Date of Paper
Type of Paper
Clinical research paper
Master of Social Work (M.S.W.)
Laurel N. Bidwell, Ph.D., LICSW
A vast majority of the existing research explores the negative impacts that the profession of social work has on its practitioners. Much attention has been given to topics like secondary or vicarious trauma, burnout, and compassion fatigue. There are far fewer studies that explore the positive aspects of social work practice. The concept of joy is often missing from the literature about social work. The purpose of this study was to explore the narratives of joy of social workers practicing in hospice and palliative care. Using an exploratory qualitative design, eight graduate level social workers were interviewed about their experiences of joy in their hospice or palliative care practice. Data were analyzed according to guidelines of hermeneutic phenomenology. This study looked for the essential truths of the social workers’ lived experiences of joy in their work. The findings indicated that for social workers, joy is cultivated in relationships. Participants in this study also noted that joy is a result of experiencing fulfillment and bearing witness to client fulfillment. Joy is described as energizing and motivating, and for the social workers in this study, joy provided a necessary balance in emotionally heavy work.
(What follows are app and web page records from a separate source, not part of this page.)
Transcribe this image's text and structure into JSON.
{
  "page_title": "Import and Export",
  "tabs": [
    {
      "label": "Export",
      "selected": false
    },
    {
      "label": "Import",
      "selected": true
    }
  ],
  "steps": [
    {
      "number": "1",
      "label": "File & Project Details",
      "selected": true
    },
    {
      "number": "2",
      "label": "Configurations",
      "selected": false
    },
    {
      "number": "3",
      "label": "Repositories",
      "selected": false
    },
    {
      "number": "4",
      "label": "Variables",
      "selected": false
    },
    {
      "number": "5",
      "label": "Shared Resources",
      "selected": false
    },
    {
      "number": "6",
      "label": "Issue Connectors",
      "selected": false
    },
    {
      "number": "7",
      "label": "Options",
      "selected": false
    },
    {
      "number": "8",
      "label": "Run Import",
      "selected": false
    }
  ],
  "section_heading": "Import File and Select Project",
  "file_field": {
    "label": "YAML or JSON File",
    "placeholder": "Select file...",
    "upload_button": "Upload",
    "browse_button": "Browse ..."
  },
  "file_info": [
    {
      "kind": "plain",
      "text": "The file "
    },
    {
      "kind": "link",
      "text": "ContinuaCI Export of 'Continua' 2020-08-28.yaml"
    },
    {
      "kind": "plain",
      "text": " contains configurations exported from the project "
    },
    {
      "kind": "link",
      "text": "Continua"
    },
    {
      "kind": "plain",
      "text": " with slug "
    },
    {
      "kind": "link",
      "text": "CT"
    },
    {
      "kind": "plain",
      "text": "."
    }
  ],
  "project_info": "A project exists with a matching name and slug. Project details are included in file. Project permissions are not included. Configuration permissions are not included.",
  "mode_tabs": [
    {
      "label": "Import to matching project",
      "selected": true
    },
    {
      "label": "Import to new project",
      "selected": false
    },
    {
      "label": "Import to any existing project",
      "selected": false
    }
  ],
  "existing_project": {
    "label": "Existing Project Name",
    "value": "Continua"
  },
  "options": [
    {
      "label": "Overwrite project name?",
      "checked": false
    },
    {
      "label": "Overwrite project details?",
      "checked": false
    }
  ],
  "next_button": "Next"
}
These findings highlight the importance of congruence of self and work in social work practice. Experiencing joy in social work practice may enable social workers to better comply with and reinforce the values and principles set forth by their professional mandate.
Murray, Kyle Paige. (2015). Experiencing Joy: Personal Narratives of Hospice and Palliative Care Social Workers. Retrieved from Sophia, the St. Catherine University repository website: https://sophia.stkate.edu/msw_papers/501